There’s no argument that getting a FICO credit score of 850 is a personal finance milestone and increases demand for credit score monitoring services and credit score estimators. But the fact it, other than bragging rights, this perfect credit score is unnecessary for your daily finances and scoring it almost impossible.
Creditors hardly distinguish between a credit score of 780 and 850, and attempts to attain it is fading. Unlike a test that is scored once, credit scores are calculated anew every time after a request is being made and the changes are reported on your credit report, which is constantly updated. John Ulzheimer, a credit expert with CreditSesame.com said that even if someone got a credit score of 850, there’s no guarantee that it would stay there as it could get changed anytime.
So is it possible?
Even Ulzheimer, who worked for both Equifax and FICO, never himself got a perfect FICO score, though he got a VantageScore of 990, which is the highest possible score once can get for that version. (Recently VantageScore changed its credit score range to 300-850, similar to FICO’s). After an informal survey conducted on a dozen mortgage professionals, there’s been no reports of a perfect credit score either, raising the question that if is it ever possible.

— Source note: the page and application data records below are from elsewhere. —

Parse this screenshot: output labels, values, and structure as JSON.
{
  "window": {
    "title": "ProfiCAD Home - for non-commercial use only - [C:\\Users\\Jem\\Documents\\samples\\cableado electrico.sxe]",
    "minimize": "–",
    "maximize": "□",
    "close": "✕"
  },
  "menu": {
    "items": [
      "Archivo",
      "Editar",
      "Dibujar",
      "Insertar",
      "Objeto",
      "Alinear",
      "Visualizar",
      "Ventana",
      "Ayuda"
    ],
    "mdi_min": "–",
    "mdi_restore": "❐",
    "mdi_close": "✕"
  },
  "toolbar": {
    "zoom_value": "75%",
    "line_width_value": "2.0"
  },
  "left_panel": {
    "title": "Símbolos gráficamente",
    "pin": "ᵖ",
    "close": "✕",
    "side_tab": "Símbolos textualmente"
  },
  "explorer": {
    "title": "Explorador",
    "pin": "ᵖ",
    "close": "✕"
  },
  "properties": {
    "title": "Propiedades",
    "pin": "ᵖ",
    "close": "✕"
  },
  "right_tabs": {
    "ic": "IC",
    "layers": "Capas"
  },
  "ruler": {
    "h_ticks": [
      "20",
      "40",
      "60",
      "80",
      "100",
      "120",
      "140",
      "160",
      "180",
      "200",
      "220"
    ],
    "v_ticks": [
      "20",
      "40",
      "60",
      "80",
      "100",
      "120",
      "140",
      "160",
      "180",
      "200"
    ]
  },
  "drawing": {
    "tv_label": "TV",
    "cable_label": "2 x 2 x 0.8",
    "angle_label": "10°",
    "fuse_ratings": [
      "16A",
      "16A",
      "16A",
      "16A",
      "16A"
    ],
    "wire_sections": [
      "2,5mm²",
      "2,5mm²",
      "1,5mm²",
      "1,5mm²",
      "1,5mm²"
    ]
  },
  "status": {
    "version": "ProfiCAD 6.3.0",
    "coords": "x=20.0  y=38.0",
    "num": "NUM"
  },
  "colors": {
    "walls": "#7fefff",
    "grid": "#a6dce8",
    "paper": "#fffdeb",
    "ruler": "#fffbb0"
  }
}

Well, it is, according to Frederic Hyunh, FICO’s senior principal scientist. The company didn’t give any anecdotes or examples, but it did release a report on the characteristics of high credit score achievers last year, who are defined having credit scores over 785. Other findings include:

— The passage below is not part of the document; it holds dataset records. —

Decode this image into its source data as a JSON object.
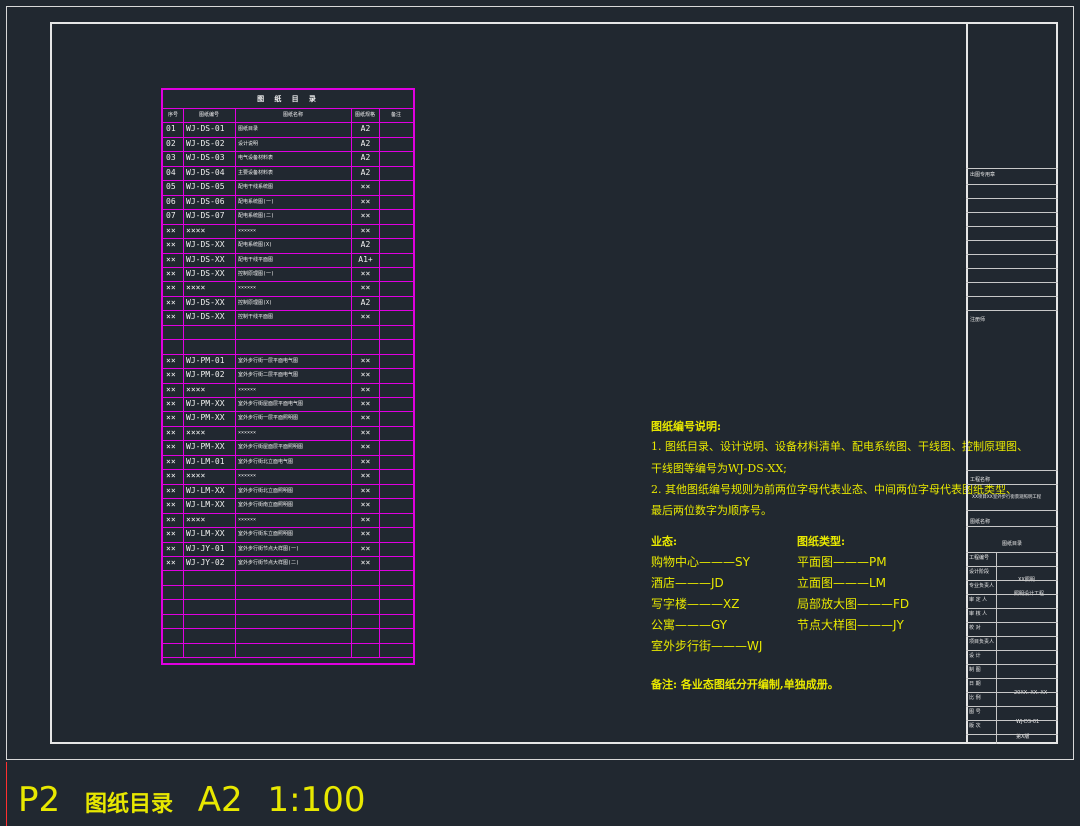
{
  "colors": {
    "background": "#212830",
    "table_border": "#e000e0",
    "note_text": "#e8e800",
    "frame": "#e6e6e6"
  },
  "table": {
    "title": "图 纸 目 录",
    "headers": [
      "序号",
      "图纸编号",
      "图纸名称",
      "图纸规格",
      "备注"
    ],
    "rows": [
      [
        "01",
        "WJ-DS-01",
        "图纸目录",
        "A2",
        ""
      ],
      [
        "02",
        "WJ-DS-02",
        "设计说明",
        "A2",
        ""
      ],
      [
        "03",
        "WJ-DS-03",
        "电气设备材料表",
        "A2",
        ""
      ],
      [
        "04",
        "WJ-DS-04",
        "主要设备材料表",
        "A2",
        ""
      ],
      [
        "05",
        "WJ-DS-05",
        "配电干线系统图",
        "××",
        ""
      ],
      [
        "06",
        "WJ-DS-06",
        "配电系统图(一)",
        "××",
        ""
      ],
      [
        "07",
        "WJ-DS-07",
        "配电系统图(二)",
        "××",
        ""
      ],
      [
        "××",
        "××××",
        "××××××",
        "××",
        ""
      ],
      [
        "××",
        "WJ-DS-XX",
        "配电系统图(X)",
        "A2",
        ""
      ],
      [
        "××",
        "WJ-DS-XX",
        "配电干线平面图",
        "A1+",
        ""
      ],
      [
        "××",
        "WJ-DS-XX",
        "控制原理图(一)",
        "××",
        ""
      ],
      [
        "××",
        "××××",
        "××××××",
        "××",
        ""
      ],
      [
        "××",
        "WJ-DS-XX",
        "控制原理图(X)",
        "A2",
        ""
      ],
      [
        "××",
        "WJ-DS-XX",
        "控制干线平面图",
        "××",
        ""
      ],
      [
        "",
        "",
        "",
        "",
        ""
      ],
      [
        "",
        "",
        "",
        "",
        ""
      ],
      [
        "××",
        "WJ-PM-01",
        "室外步行街一层平面电气图",
        "××",
        ""
      ],
      [
        "××",
        "WJ-PM-02",
        "室外步行街二层平面电气图",
        "××",
        ""
      ],
      [
        "××",
        "××××",
        "××××××",
        "××",
        ""
      ],
      [
        "××",
        "WJ-PM-XX",
        "室外步行街屋面层平面电气图",
        "××",
        ""
      ],
      [
        "××",
        "WJ-PM-XX",
        "室外步行街一层平面照明图",
        "××",
        ""
      ],
      [
        "××",
        "××××",
        "××××××",
        "××",
        ""
      ],
      [
        "××",
        "WJ-PM-XX",
        "室外步行街屋面层平面照明图",
        "××",
        ""
      ],
      [
        "××",
        "WJ-LM-01",
        "室外步行街北立面电气图",
        "××",
        ""
      ],
      [
        "××",
        "××××",
        "××××××",
        "××",
        ""
      ],
      [
        "××",
        "WJ-LM-XX",
        "室外步行街北立面照明图",
        "××",
        ""
      ],
      [
        "××",
        "WJ-LM-XX",
        "室外步行街南立面照明图",
        "××",
        ""
      ],
      [
        "××",
        "××××",
        "××××××",
        "××",
        ""
      ],
      [
        "××",
        "WJ-LM-XX",
        "室外步行街东立面照明图",
        "××",
        ""
      ],
      [
        "××",
        "WJ-JY-01",
        "室外步行街节点大样图(一)",
        "××",
        ""
      ],
      [
        "××",
        "WJ-JY-02",
        "室外步行街节点大样图(二)",
        "××",
        ""
      ],
      [
        "",
        "",
        "",
        "",
        ""
      ],
      [
        "",
        "",
        "",
        "",
        ""
      ],
      [
        "",
        "",
        "",
        "",
        ""
      ],
      [
        "",
        "",
        "",
        "",
        ""
      ],
      [
        "",
        "",
        "",
        "",
        ""
      ],
      [
        "",
        "",
        "",
        "",
        ""
      ]
    ]
  },
  "notes": {
    "heading": "图纸编号说明:",
    "line1": "1. 图纸目录、设计说明、设备材料清单、配电系统图、干线图、控制原理图、",
    "line2": "干线图等编号为WJ-DS-XX;",
    "line3": "2. 其他图纸编号规则为前两位字母代表业态、中间两位字母代表图纸类型、",
    "line4": "最后两位数字为顺序号。",
    "biz_heading": "业态:",
    "biz": [
      "购物中心———SY",
      "酒店———JD",
      "写字楼———XZ",
      "公寓———GY",
      "室外步行街———WJ"
    ],
    "type_heading": "图纸类型:",
    "types": [
      "平面图———PM",
      "立面图———LM",
      "局部放大图———FD",
      "节点大样图———JY"
    ],
    "remark": "备注: 各业态图纸分开编制,单独成册。"
  },
  "title_block": {
    "stamp_label": "出图专用章",
    "design_label": "注册师",
    "project_label": "工程名称",
    "project_name": "XX项目XX室外步行街景观照明工程",
    "drawing_no_label": "图纸名称",
    "drawing_name": "图纸目录",
    "company": "XX照明",
    "company2": "照明设计工程",
    "rows": [
      "工程编号",
      "设计阶段",
      "专业负责人",
      "审 定 人",
      "审 核 人",
      "校 对",
      "项目负责人",
      "设 计",
      "制 图",
      "日 期",
      "比 例",
      "图 号",
      "版 次"
    ],
    "date": "20XX. XX. XX",
    "drawing_number": "WJ-DS-01",
    "version": "第X版"
  },
  "footer": {
    "sheet": "P2",
    "name": "图纸目录",
    "size": "A2",
    "scale": "1:100"
  }
}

• 2/3 has less than $8,500 in total debts, excluding mortgages.
• 96 percent have no missed payments on their credit reports.

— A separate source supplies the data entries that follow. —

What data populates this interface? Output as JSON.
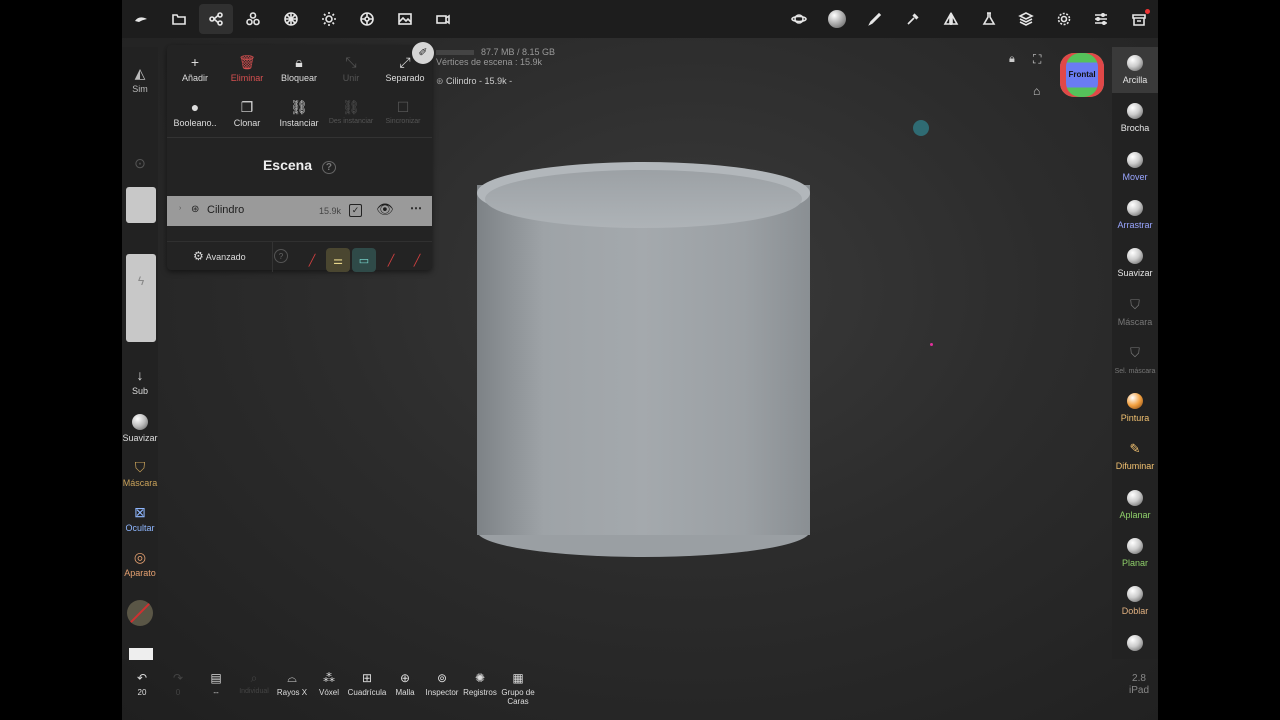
{
  "stats": {
    "memory": "87.7 MB / 8.15 GB",
    "vertices": "Vértices de escena : 15.9k",
    "selection": "Cilindro - 15.9k -"
  },
  "left_tools": {
    "sim": "Sim",
    "sub": "Sub",
    "smooth": "Suavizar",
    "mask": "Máscara",
    "hide": "Ocultar",
    "gizmo": "Aparato"
  },
  "panel": {
    "add": "Añadir",
    "delete": "Eliminar",
    "lock": "Bloquear",
    "join": "Unir",
    "separate": "Separado",
    "boolean": "Booleano..",
    "clone": "Clonar",
    "instance": "Instanciar",
    "uninstance": "Des instanciar",
    "sync": "Sincronizar",
    "scene_title": "Escena",
    "object_name": "Cilindro",
    "object_count": "15.9k",
    "advanced": "Avanzado"
  },
  "view": {
    "orientation": "Frontal"
  },
  "right_tools": [
    {
      "label": "Arcilla",
      "color": "#e6e6e6"
    },
    {
      "label": "Brocha",
      "color": "#e6e6e6"
    },
    {
      "label": "Mover",
      "color": "#9aa6ff"
    },
    {
      "label": "Arrastrar",
      "color": "#9aa6ff"
    },
    {
      "label": "Suavizar",
      "color": "#e6e6e6"
    },
    {
      "label": "Máscara",
      "color": "#777777"
    },
    {
      "label": "Sel. máscara",
      "color": "#777777"
    },
    {
      "label": "Pintura",
      "color": "#f0c070"
    },
    {
      "label": "Difuminar",
      "color": "#f0c070"
    },
    {
      "label": "Aplanar",
      "color": "#8fd06a"
    },
    {
      "label": "Planar",
      "color": "#8fd06a"
    },
    {
      "label": "Doblar",
      "color": "#e0b080"
    }
  ],
  "bottom": {
    "undo_count": "20",
    "redo_count": "0",
    "individual": "Individual",
    "xray": "Rayos X",
    "voxel": "Vóxel",
    "grid": "Cuadrícula",
    "mesh": "Malla",
    "inspector": "Inspector",
    "logs": "Registros",
    "facegroup": "Grupo de Caras",
    "version": "2.8",
    "device": "iPad"
  }
}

• High score achievers only use an average of 7percent of their allocated credit on credit cards.
The given statistics alone include factors that contribute 65 percent of one’s credit score. The payment history accounts for 35 percent, and total amounts owed contribute 30 percent. The former is pretty simple; just pay the minimum account, at least, on time and every time. The latter is tricky, particularly when it involves credit utilization rates on revolving credit accounts. But it’s recommended that you use less that 20 percent of your available credit on your credit cards, but you can see the highest credit score achievers use way down less, just 7 percent. This means that charging only $70 on a credit card with a credit limit of $1,000.
Now the big question is does it matter?
According to Dick Lepre, a loan agent of RPM Mortgage in California, said that a perfect credit score of isn’t required to qualify for the lowest interest rates for mortgages. In fact, if you’ve a credit score of 740, you can secure the best mortgage rates. For auto loans and credit cards, the bar is set even lower, though the requirements vary by lenders.
Generally, lenders aren’t seeking perfect credit scores; they’re looking for credit scores which show that you manage your debts well. You will eligible for the best rates, as long as you meet their thresholds.